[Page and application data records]

•••••

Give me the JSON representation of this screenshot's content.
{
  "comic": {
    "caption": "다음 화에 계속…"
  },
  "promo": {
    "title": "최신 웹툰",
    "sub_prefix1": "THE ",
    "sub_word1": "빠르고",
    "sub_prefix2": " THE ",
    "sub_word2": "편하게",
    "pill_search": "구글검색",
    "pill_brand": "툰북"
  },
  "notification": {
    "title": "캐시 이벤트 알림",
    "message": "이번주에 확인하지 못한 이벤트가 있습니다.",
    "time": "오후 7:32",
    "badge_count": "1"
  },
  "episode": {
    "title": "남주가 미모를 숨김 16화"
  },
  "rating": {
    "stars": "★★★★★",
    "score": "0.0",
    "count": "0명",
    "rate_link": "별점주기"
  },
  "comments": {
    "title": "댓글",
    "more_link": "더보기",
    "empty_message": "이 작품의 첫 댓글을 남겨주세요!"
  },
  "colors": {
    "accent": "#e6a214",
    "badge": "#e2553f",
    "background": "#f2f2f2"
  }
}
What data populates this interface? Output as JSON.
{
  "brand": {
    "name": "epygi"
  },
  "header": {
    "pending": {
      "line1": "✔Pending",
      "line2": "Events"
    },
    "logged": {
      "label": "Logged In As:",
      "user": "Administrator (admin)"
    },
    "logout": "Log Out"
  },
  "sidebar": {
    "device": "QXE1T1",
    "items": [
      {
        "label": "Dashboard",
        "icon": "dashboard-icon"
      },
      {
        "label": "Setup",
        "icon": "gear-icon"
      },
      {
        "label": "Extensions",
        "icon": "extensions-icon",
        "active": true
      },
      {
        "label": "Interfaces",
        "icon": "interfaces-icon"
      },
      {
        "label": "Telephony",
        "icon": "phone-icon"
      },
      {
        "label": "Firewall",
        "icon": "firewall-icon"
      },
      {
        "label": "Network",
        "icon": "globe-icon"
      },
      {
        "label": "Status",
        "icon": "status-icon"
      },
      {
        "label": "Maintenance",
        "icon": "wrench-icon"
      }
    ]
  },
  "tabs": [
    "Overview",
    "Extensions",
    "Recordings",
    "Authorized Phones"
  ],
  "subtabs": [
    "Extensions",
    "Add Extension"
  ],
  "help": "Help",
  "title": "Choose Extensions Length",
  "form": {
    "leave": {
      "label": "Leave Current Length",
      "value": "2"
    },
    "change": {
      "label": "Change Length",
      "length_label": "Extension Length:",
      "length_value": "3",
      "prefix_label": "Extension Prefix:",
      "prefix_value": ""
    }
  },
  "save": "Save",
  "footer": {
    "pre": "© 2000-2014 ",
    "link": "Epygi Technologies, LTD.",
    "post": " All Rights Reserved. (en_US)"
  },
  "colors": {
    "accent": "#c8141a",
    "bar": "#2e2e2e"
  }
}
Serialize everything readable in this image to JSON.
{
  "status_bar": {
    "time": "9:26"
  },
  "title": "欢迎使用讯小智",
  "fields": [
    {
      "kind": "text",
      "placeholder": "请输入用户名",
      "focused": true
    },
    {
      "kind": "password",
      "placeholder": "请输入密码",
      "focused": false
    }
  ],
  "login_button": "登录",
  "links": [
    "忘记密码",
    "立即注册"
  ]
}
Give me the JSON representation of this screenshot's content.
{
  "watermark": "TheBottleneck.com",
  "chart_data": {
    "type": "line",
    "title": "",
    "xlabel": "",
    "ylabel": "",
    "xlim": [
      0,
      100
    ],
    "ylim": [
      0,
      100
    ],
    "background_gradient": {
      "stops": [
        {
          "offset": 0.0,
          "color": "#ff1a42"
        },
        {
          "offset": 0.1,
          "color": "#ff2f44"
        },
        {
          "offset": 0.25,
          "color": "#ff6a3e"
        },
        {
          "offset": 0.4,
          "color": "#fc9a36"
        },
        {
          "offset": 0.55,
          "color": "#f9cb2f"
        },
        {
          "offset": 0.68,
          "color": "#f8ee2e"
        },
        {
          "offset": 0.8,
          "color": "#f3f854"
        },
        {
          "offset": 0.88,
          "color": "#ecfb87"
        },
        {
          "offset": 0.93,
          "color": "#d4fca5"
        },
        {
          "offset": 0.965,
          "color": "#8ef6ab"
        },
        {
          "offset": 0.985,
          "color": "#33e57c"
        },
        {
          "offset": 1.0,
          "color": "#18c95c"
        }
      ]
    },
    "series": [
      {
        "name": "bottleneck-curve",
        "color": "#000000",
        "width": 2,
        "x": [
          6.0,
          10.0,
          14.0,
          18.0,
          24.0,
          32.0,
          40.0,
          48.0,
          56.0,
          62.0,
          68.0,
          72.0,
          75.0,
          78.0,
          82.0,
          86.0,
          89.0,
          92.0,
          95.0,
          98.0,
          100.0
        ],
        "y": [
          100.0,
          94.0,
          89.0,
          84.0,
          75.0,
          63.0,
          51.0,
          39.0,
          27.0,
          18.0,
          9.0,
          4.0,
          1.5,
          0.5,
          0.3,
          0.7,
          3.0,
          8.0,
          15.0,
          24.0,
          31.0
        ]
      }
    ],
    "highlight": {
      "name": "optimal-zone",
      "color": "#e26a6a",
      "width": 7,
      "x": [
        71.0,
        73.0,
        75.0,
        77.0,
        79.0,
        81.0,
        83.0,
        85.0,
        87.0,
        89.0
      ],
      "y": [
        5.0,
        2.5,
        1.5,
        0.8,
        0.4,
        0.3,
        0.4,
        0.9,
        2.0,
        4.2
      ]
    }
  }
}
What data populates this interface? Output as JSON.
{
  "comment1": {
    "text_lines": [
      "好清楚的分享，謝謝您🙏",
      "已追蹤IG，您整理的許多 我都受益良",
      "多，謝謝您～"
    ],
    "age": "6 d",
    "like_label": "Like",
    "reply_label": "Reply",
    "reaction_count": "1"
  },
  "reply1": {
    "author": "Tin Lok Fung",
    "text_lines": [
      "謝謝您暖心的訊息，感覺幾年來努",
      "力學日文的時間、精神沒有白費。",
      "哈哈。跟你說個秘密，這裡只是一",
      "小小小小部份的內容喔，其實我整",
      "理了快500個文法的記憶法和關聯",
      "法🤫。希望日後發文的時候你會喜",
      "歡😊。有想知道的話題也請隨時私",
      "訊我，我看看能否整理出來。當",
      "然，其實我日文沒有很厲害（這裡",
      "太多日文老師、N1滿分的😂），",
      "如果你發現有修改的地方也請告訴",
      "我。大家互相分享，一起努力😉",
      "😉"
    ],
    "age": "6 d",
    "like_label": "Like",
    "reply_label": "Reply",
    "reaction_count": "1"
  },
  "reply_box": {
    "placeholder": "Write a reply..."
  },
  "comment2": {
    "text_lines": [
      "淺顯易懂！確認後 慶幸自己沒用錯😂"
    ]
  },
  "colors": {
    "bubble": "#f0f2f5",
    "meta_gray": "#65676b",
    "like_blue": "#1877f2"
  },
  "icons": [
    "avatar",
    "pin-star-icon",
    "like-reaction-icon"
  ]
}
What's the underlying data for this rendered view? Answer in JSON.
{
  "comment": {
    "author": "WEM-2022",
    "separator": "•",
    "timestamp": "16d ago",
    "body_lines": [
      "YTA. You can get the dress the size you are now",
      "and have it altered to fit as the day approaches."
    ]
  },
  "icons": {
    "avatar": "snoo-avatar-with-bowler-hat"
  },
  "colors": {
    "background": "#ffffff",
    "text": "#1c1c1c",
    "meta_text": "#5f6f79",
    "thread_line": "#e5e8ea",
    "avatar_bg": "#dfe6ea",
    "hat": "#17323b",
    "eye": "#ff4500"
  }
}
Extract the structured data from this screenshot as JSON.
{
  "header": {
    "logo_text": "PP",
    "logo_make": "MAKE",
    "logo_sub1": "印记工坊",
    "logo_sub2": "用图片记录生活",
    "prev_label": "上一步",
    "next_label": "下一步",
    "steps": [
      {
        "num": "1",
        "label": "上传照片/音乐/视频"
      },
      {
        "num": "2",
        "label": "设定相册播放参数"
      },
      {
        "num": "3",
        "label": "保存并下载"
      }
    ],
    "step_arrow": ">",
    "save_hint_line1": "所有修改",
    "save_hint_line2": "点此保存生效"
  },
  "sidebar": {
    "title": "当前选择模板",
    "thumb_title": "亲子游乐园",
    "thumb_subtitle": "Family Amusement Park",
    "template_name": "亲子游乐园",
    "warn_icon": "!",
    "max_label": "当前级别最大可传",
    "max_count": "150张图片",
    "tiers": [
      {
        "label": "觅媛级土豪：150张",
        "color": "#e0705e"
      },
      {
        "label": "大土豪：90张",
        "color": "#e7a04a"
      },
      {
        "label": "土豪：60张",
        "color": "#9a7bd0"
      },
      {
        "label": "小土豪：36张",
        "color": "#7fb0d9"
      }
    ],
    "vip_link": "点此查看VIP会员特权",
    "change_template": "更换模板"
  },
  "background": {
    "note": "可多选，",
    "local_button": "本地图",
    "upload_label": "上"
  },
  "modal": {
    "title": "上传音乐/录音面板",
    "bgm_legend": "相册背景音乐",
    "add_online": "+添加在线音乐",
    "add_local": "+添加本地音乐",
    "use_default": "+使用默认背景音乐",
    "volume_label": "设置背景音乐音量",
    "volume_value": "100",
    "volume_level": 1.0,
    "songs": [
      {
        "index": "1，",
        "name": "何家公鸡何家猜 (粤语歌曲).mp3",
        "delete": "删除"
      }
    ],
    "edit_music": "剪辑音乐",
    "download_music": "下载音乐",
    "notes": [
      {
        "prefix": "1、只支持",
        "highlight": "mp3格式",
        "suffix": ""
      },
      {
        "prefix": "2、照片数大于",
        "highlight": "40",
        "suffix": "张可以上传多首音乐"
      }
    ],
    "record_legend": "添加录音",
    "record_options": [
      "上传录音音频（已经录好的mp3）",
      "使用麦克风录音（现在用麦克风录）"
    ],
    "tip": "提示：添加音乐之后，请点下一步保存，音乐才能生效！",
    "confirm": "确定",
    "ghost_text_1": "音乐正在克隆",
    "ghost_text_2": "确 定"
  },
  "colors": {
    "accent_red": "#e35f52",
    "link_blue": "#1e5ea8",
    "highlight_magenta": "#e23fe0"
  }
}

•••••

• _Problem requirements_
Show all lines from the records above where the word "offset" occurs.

• _Solution below_
          "offset": 0.0,
          "offset": 0.1,
          "offset": 0.25,
          "offset": 0.4,
          "offset": 0.55,
          "offset": 0.68,
          "offset": 0.8,
          "offset": 0.88,
          "offset": 0.93,
          "offset": 0.965,
          "offset": 0.985,
          "offset": 1.0,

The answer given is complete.